(Extracted data entries)
┄┄┄┄┄┄

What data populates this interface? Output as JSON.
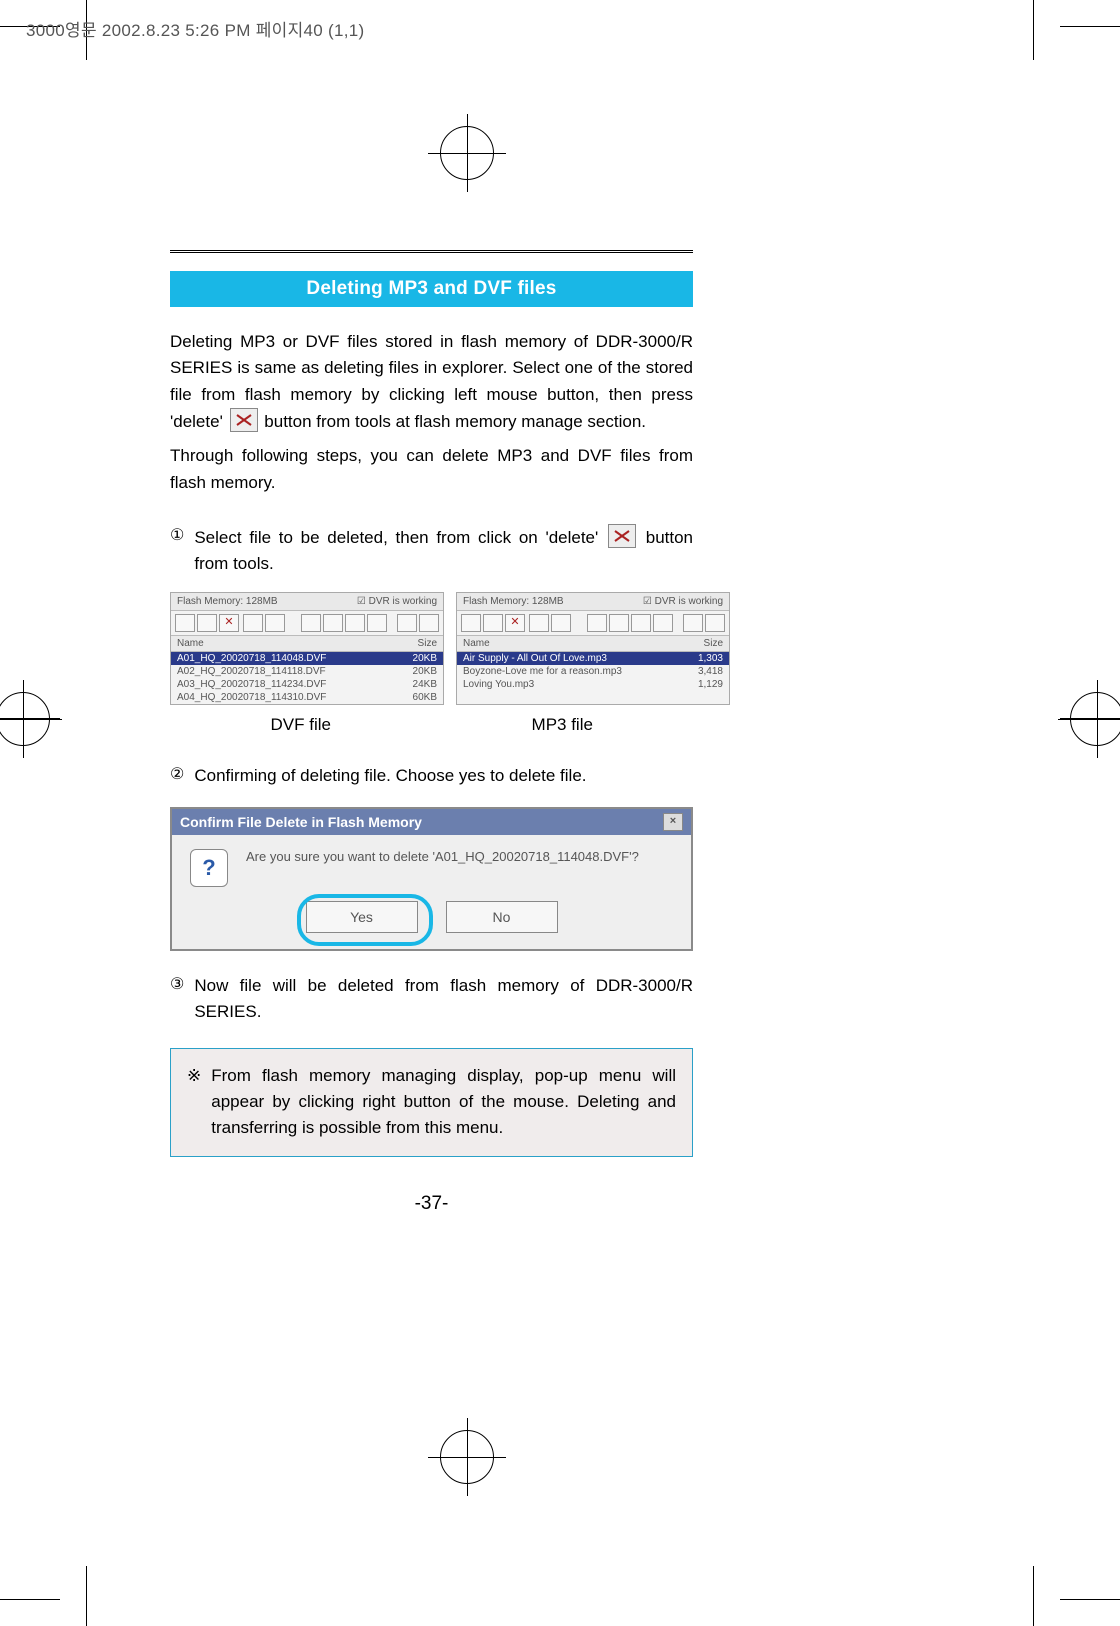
{
  "header": {
    "runhead": "3000영문  2002.8.23 5:26 PM  페이지40 (1,1)"
  },
  "title": "Deleting MP3 and DVF files",
  "intro": {
    "part1": "Deleting MP3 or DVF files stored in flash memory of DDR-3000/R SERIES is same as deleting files in explorer. Select one of the stored file from flash memory by clicking left mouse button, then press 'delete'",
    "part2": "button from tools at flash memory manage section.",
    "part3": "Through following steps, you can delete MP3 and DVF files from flash memory."
  },
  "steps": [
    {
      "marker": "①",
      "text_a": "Select file to be deleted, then from click on 'delete'",
      "text_b": "button from tools."
    },
    {
      "marker": "②",
      "text": "Confirming of deleting file. Choose yes to delete file."
    },
    {
      "marker": "③",
      "text": "Now file will be deleted from flash memory of DDR-3000/R SERIES."
    }
  ],
  "panels": {
    "columns": {
      "name": "Name",
      "size": "Size"
    },
    "dvf": {
      "title": "Flash Memory: 128MB",
      "status": "☑ DVR is working",
      "rows": [
        {
          "name": "A01_HQ_20020718_114048.DVF",
          "size": "20KB"
        },
        {
          "name": "A02_HQ_20020718_114118.DVF",
          "size": "20KB"
        },
        {
          "name": "A03_HQ_20020718_114234.DVF",
          "size": "24KB"
        },
        {
          "name": "A04_HQ_20020718_114310.DVF",
          "size": "60KB"
        }
      ]
    },
    "mp3": {
      "title": "Flash Memory: 128MB",
      "status": "☑ DVR is working",
      "rows": [
        {
          "name": "Air Supply - All Out Of Love.mp3",
          "size": "1,303"
        },
        {
          "name": "Boyzone-Love me for a reason.mp3",
          "size": "3,418"
        },
        {
          "name": "Loving You.mp3",
          "size": "1,129"
        }
      ]
    }
  },
  "captions": {
    "dvf": "DVF file",
    "mp3": "MP3 file"
  },
  "dialog": {
    "title": "Confirm File Delete in Flash Memory",
    "message": "Are you sure you want to delete 'A01_HQ_20020718_114048.DVF'?",
    "yes": "Yes",
    "no": "No"
  },
  "note": {
    "marker": "※",
    "text": "From flash memory managing display, pop-up menu will appear by clicking right button of the mouse. Deleting and transferring is possible from this menu."
  },
  "page_number": "-37-"
}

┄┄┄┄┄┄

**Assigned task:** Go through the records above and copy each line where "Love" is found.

**Response below:**
          "name": "Air Supply - All Out Of Love.mp3",
          "name": "Boyzone-Love me for a reason.mp3",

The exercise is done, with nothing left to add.